Kõrvits’ melodic, utterly Romantic, tonally-centered music is haunting and evocative, and his keen talent for text setting and tone painting is never more vividly present than in his setting of Pavese’s Tu sei come una terra (here in our translation) first sung by the chorus:

You are like a land that no one has ever uttered

You wait for nothing other than the word

Which like a fruit amidst tree branches

Will be dredged out of the bottom

It is a wind that nears you

Dried and dead things obscure you, swept away by the wind

Limbs and ancient words

You tremble in summer

A sample of the music of Tõnu Kõrvits: Peegeldused tasasest maast (The Northern Wild) –

Rafael de Acha www. 9/23/20


Stuart Skelton is the best Peter Grimes I have ever heard.

Comparisons are odious, so that I will spare the reader that annoyance. I will merely mention the name of Peter Pears, the original Peter Grimes, flawless in diction, his odd vocal production an acquired taste, but his earnest acting (which can be viewed on You Tube) one of his many assets, with an essentially lyric voice rising up to the Olympian challenges of the role by sheer willpower.

But the role of Peter Grimes, the tormented English fisherman, when taken up by any tenor, even a great dramatic-heroic tenor like Stuart Skelton, is a different kettle of fish. The part lies oddly, often sitting right on the tricky area of the passage from upper middle to high voice, as in the scene with Ellen Orford – the wonderful soprano Erin Wall – in which Britten asks the singer of Grimes to stay forever and a day on the E at the top of the treble staff and sing from piano to forte without competing with or obliterating the work of his partner.

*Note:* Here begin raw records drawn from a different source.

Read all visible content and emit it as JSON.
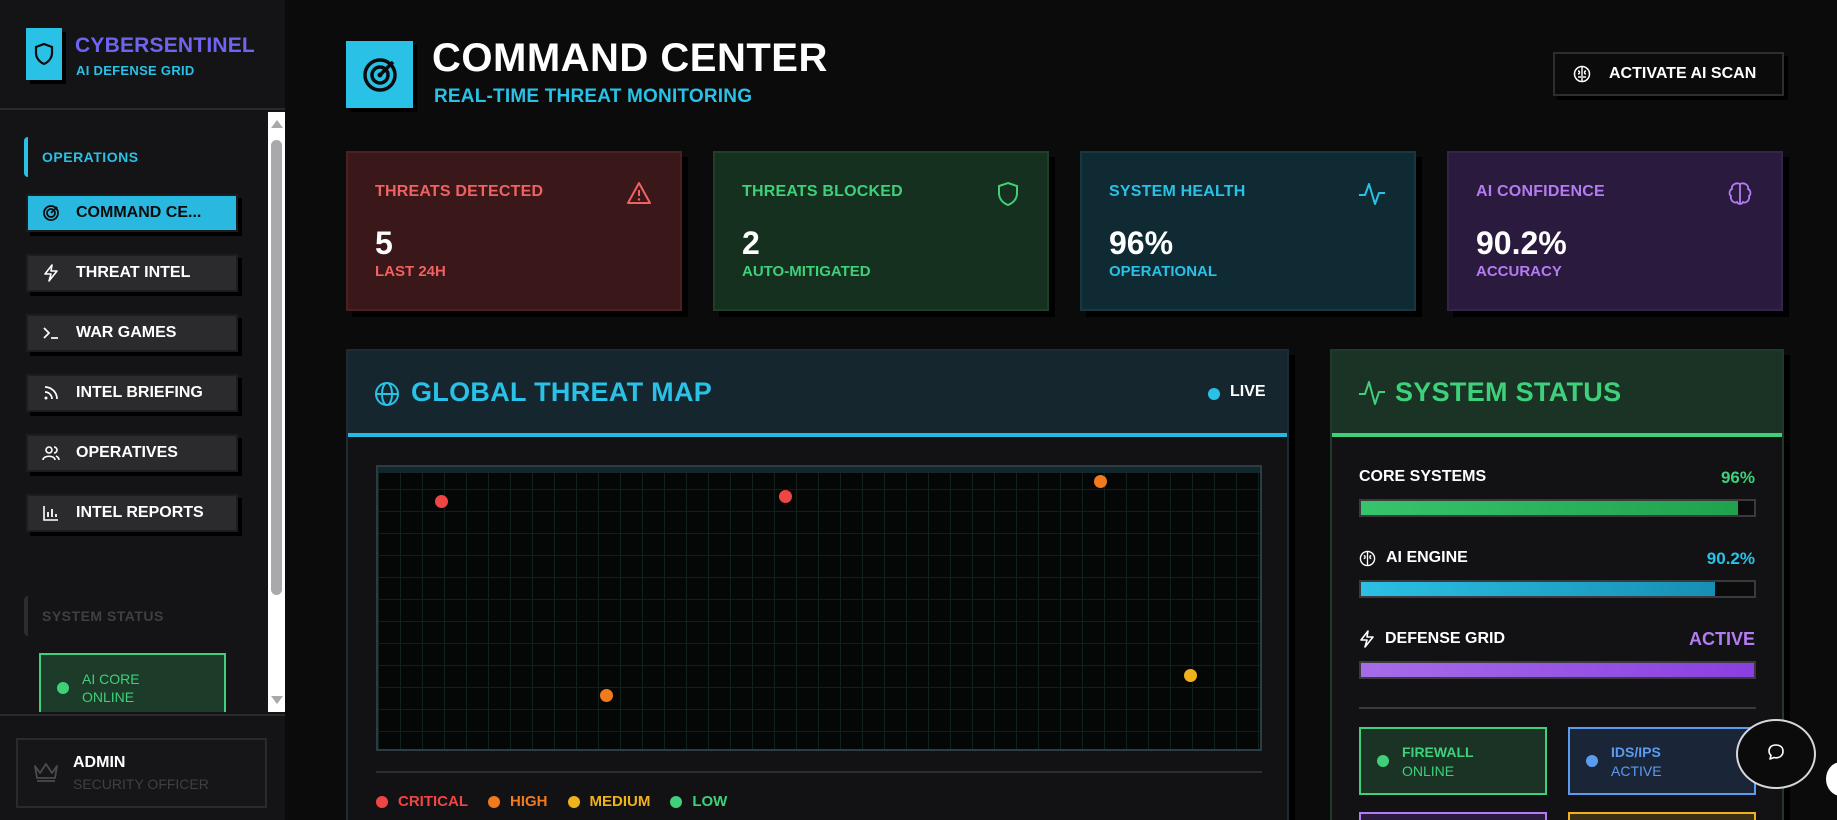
{
  "brand": {
    "title": "CYBERSENTINEL",
    "subtitle": "AI DEFENSE GRID",
    "logo_icon": "shield-icon"
  },
  "sidebar": {
    "section_operations": "OPERATIONS",
    "items": [
      {
        "label": "COMMAND CE...",
        "icon": "target-icon",
        "active": true
      },
      {
        "label": "THREAT INTEL",
        "icon": "lightning-icon",
        "active": false
      },
      {
        "label": "WAR GAMES",
        "icon": "terminal-icon",
        "active": false
      },
      {
        "label": "INTEL BRIEFING",
        "icon": "rss-icon",
        "active": false
      },
      {
        "label": "OPERATIVES",
        "icon": "users-icon",
        "active": false
      },
      {
        "label": "INTEL REPORTS",
        "icon": "bar-chart-icon",
        "active": false
      }
    ],
    "section_status": "SYSTEM STATUS",
    "status_card": {
      "line1": "AI CORE",
      "line2": "ONLINE"
    }
  },
  "user": {
    "name": "ADMIN",
    "role": "SECURITY OFFICER",
    "icon": "crown-icon"
  },
  "header": {
    "title": "COMMAND CENTER",
    "subtitle": "REAL-TIME THREAT MONITORING",
    "scan_button": "ACTIVATE AI SCAN"
  },
  "stats": [
    {
      "label": "THREATS DETECTED",
      "value": "5",
      "sub": "LAST 24H",
      "icon": "alert-triangle-icon",
      "color": "#f06262",
      "bg": "#3a1719"
    },
    {
      "label": "THREATS BLOCKED",
      "value": "2",
      "sub": "AUTO-MITIGATED",
      "icon": "shield-icon",
      "color": "#3ed07a",
      "bg": "#15301f"
    },
    {
      "label": "SYSTEM HEALTH",
      "value": "96%",
      "sub": "OPERATIONAL",
      "icon": "pulse-icon",
      "color": "#29c2e6",
      "bg": "#102a33"
    },
    {
      "label": "AI CONFIDENCE",
      "value": "90.2%",
      "sub": "ACCURACY",
      "icon": "brain-icon",
      "color": "#b47cf2",
      "bg": "#2a1a3d"
    }
  ],
  "threat_map": {
    "title": "GLOBAL THREAT MAP",
    "live": "LIVE",
    "threats": [
      {
        "severity": "critical"
      },
      {
        "severity": "critical"
      },
      {
        "severity": "high"
      },
      {
        "severity": "high"
      },
      {
        "severity": "medium"
      }
    ],
    "legend": [
      {
        "label": "CRITICAL",
        "color": "#f04545"
      },
      {
        "label": "HIGH",
        "color": "#f07a1c"
      },
      {
        "label": "MEDIUM",
        "color": "#efb21b"
      },
      {
        "label": "LOW",
        "color": "#3ed07a"
      }
    ]
  },
  "system_status": {
    "title": "SYSTEM STATUS",
    "metrics": [
      {
        "label": "CORE SYSTEMS",
        "value": "96%",
        "level": 0.96,
        "color": "#3ed07a",
        "icon": ""
      },
      {
        "label": "AI ENGINE",
        "value": "90.2%",
        "level": 0.902,
        "color": "#29c2e6",
        "icon": "brain-icon"
      },
      {
        "label": "DEFENSE GRID",
        "value": "ACTIVE",
        "level": 1.0,
        "color": "#b47cf2",
        "icon": "lightning-icon"
      }
    ],
    "services": [
      {
        "line1": "FIREWALL",
        "line2": "ONLINE",
        "color": "#3ed07a",
        "bg": "#1b3325"
      },
      {
        "line1": "IDS/IPS",
        "line2": "ACTIVE",
        "color": "#5b9cf0",
        "bg": "#1a2638"
      }
    ]
  }
}
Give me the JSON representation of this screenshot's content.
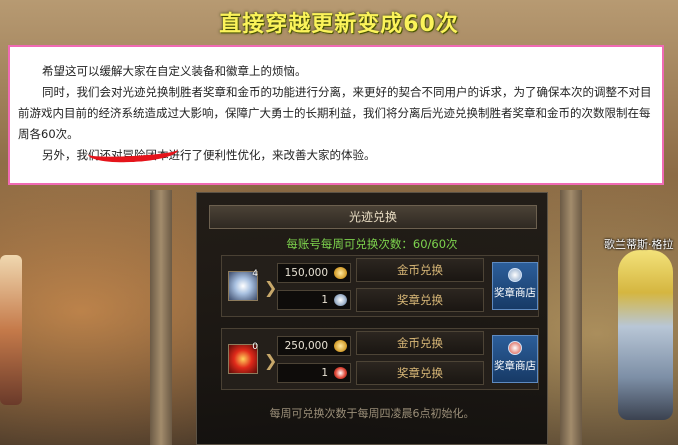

Skelton, who could easily throw caution to the winds and open up at a middle-of-the-road mezzo forte all the time maintains instead a beautiful tone at whatever dynamic level is required. At moments he summons a baritone timbre that he has displayed to advantage in his recently heard Tristan, but at no time there is any evidence of his inflating the sound. In his arioso – In dreams I’ve built and in his soliloquy about the stars above in the pub scene Skelton establishes himself as the finest heroic tenor of his generation: one capable of singing with a true mezza voce and next thunder at full throttle.

And so it goes throughout the two and a half hours musical-dramatic journey that the protean Stuart Skelton shares with a marvelous cast in which baritone Roderick Williams is a rock solid Balstrode. Led by the superb English conductor Edward Gardner the splendid Bergen Philharmonic Orchestra and Chorus shine in the several interludes that depict the ever changing surrounding seas that mirror the equally fluctuating human emotions that permeate this harrowing story about an odd man out.

This CHANDOS recording of Benjamin Britten’s operatic masterpiece is a treasure and now available to all lovers of great Opera.

First Interlude:

Rafael de Acha